Hedge fund boosts INM stake as boardroom row boils over at AGM
Chief executive Robert Pitt defies INM chairman Leslie Buckley in re-election vote
INM chief executive Robert Pitt (far left, obscured) fails to vote for Leslie Buckley (far right) as chairman of the company at its AGM in Dublin. Photograph: Sam Boal/Rollingnews.ie
Dutch hedge fund manager Bram Cornelisse is stake-building in Independent News & Media (INM) as it continues to deal with the fallout from the extraordinary boardroom bust-up over corporate governance.
Farringdon Capital, which is owned by former Merrill Lynch executive Mr Cornelisse, has boosted its share to almost 6.5 per cent of the publisher, up from 5.2 per cent, according to company filings.
The Dutch fund is now the third-largest investor bloc in INM, which posted interim results and held its agm in Dublin yesterday.
The biggest shareholders after Farringdon remain Denis O’Brien, who owns almost 30 per cent, and Dermot Desmond, with close to 15 per cent.
Analysts are now warning that the share price is being held back by the bitter boardroom split over an aborted deal for Mr O’Brien’s Newstalk, which led the chief executive, Robert Pitt, to make a whistleblower complaint about the chairman, Leslie Buckley, who is also Mr O’Brien’s representative on INM’s board.
Darren McKinley of Merrion Stockbrokers said INM was being “plagued” by the row: “We feel senior management and the board need to seriously address these concerns in order for the true value of INM to be recognised.”

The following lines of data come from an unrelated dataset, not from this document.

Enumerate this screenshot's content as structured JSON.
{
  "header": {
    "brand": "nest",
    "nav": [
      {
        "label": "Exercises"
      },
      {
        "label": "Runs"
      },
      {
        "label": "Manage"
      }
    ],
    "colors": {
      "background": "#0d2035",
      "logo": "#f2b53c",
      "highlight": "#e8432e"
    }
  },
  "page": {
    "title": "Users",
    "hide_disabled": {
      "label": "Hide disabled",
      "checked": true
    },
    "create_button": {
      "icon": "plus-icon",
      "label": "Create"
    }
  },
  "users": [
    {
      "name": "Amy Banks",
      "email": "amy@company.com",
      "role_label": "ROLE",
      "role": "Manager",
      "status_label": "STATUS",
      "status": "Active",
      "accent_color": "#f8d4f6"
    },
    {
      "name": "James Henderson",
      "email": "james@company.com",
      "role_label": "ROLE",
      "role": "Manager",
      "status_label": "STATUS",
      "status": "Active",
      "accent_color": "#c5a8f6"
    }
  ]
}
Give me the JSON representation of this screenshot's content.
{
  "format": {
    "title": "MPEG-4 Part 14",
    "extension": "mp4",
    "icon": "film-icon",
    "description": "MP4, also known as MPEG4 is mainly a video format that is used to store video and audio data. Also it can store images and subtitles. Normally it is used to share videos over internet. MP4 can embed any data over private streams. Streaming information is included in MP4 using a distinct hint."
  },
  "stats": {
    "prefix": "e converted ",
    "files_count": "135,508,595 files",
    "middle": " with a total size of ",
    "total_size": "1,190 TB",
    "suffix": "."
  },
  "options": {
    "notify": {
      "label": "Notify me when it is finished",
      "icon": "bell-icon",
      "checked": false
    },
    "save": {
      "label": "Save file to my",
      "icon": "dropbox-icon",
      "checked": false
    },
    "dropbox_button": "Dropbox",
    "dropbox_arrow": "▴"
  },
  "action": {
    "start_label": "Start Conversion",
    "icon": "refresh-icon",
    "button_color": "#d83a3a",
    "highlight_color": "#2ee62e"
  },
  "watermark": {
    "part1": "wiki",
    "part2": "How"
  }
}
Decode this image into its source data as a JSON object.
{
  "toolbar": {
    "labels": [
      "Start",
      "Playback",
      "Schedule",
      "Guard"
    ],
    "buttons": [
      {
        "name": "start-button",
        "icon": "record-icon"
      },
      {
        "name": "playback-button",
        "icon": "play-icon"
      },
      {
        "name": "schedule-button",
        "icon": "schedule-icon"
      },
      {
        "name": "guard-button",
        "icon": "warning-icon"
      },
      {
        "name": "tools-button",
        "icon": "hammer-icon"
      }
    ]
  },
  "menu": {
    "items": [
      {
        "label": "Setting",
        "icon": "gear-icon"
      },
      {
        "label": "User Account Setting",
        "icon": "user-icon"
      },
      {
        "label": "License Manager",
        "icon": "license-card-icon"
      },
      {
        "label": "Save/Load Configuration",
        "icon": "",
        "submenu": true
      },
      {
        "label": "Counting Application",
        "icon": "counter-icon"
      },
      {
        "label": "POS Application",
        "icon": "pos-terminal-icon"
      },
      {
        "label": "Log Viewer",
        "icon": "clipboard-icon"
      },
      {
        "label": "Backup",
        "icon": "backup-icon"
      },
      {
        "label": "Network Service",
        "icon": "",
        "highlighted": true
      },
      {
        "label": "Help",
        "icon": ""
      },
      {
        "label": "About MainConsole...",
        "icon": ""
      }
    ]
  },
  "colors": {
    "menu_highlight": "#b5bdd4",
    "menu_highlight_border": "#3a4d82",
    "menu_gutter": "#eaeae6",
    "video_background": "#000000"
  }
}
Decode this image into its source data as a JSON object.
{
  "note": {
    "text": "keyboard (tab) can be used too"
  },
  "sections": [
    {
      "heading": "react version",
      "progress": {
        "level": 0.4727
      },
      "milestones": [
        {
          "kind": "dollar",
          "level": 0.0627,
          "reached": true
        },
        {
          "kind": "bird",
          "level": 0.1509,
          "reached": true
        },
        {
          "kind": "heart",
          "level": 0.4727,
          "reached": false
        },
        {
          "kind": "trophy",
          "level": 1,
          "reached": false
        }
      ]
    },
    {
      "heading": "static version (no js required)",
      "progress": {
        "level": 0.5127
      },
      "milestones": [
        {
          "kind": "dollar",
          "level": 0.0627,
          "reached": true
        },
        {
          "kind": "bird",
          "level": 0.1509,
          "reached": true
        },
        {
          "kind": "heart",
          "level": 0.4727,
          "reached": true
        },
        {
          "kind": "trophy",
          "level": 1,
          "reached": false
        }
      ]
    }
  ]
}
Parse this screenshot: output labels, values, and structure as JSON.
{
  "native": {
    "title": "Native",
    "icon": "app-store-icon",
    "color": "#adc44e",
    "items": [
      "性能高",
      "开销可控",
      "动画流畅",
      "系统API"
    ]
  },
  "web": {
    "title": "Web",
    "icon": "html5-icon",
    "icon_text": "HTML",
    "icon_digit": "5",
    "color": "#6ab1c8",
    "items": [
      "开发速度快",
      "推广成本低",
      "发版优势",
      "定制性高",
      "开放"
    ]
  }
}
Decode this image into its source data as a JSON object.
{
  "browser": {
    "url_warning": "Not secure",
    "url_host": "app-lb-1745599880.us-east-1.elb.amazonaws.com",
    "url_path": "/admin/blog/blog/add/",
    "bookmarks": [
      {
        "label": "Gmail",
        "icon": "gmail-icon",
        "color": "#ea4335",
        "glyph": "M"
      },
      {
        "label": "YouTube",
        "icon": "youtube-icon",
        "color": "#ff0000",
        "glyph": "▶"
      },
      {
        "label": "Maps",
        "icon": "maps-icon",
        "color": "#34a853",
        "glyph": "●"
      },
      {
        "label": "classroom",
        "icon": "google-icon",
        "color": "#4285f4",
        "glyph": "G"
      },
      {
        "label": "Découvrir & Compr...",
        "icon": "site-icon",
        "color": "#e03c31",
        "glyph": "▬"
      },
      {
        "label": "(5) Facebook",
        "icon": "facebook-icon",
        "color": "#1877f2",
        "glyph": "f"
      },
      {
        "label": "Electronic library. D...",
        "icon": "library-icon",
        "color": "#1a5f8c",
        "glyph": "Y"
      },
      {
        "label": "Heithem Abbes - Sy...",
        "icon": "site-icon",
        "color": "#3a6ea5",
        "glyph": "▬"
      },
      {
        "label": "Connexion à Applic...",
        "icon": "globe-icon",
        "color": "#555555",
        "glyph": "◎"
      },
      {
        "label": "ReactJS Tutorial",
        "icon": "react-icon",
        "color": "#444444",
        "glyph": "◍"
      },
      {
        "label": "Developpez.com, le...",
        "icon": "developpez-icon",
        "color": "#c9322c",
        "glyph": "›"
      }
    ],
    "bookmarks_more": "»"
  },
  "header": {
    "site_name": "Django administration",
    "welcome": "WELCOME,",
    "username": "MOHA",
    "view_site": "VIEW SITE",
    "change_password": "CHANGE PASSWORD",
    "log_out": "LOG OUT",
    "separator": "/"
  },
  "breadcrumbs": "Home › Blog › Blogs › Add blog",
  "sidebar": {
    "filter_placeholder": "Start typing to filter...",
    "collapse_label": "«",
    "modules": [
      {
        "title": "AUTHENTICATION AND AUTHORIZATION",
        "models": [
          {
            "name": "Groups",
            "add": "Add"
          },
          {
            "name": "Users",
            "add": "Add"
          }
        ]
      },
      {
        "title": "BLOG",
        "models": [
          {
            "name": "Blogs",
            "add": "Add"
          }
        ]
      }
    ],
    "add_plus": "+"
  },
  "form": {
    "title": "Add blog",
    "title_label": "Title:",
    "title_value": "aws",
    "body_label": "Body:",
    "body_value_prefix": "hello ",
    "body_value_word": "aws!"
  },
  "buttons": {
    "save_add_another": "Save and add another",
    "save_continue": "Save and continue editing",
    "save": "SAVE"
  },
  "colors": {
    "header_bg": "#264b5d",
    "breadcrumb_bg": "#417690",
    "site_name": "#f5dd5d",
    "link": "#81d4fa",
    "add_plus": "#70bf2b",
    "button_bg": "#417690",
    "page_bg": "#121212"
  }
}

Rachel Fox, of Goodbody Stockbrokers, said the boardroom row had got “into shareholders heads” and was affecting the share price.
In an unprecedented public display of boardroom disunity at the agm of an Irish listed company, Mr Pitt yesterday refused to back the re-election of Mr Buckley as director. He abstained in a show of hands at the meeting, which was held in the Westbury Hotel in Dublin.
In response to questions from shareholders, Mr Buckley said the board was working “night and day” to deal with the issues at the heart of the row, which was sparked by Mr Pitt’s refusal to meet Mr O’Brien’s asking price for Newstalk.
The matter is being investigated by the State’s corporate watchdog, the Office of the Director of Corporate Enforcement.
“If someone makes a protected disclosure, it needs to be handled in the proper way, with a proper legal framework. That is exactly how it is being done,” said Mr Buckley.
A shareholder, Giles Kerr, asked that INM ensure that there was “no retaliation” against Mr Pitt for making his complaint.
Mr Buckley declined to comment further on the row after the agm, while Mr Pitt would not comment either.
Senior independent director Jerome Kennedy, who first fielded Mr Pitt’s complaint about Mr Buckley last year before the ODCE was informed, did not stand for re-election to INM’s board.
Shareholders who asked why he had decided to no longer be an INM director were told by Mr Kennedy that he had simply reviewed his portfolio of directorships and there was nothing “untoward”.
He called for a full refresh of the board, which currently does not meet the guidelines for independence to which listed companies are expected to adhere.
Another shareholder said the board was too “unhappy” and joked that they should “appoint a clown”.
Mr Buckley replied that he was “not miserable”.
Earlier, INM released results for the first six months which showed revenue had fallen 8.4 per cent and pretax profit was down almost 20 per cent. The company has cash of almost €96 million.
Mr Buckley complained that the Irish regulatory environment for media companies was holding back the business, which wants to mop up print assets in Ireland.
In a conference call with analysts earlier in the morning, Mr Pitt noted a slowdown in digital advertising growth. He complained that Facebook and Google were dominating the digital advertising space.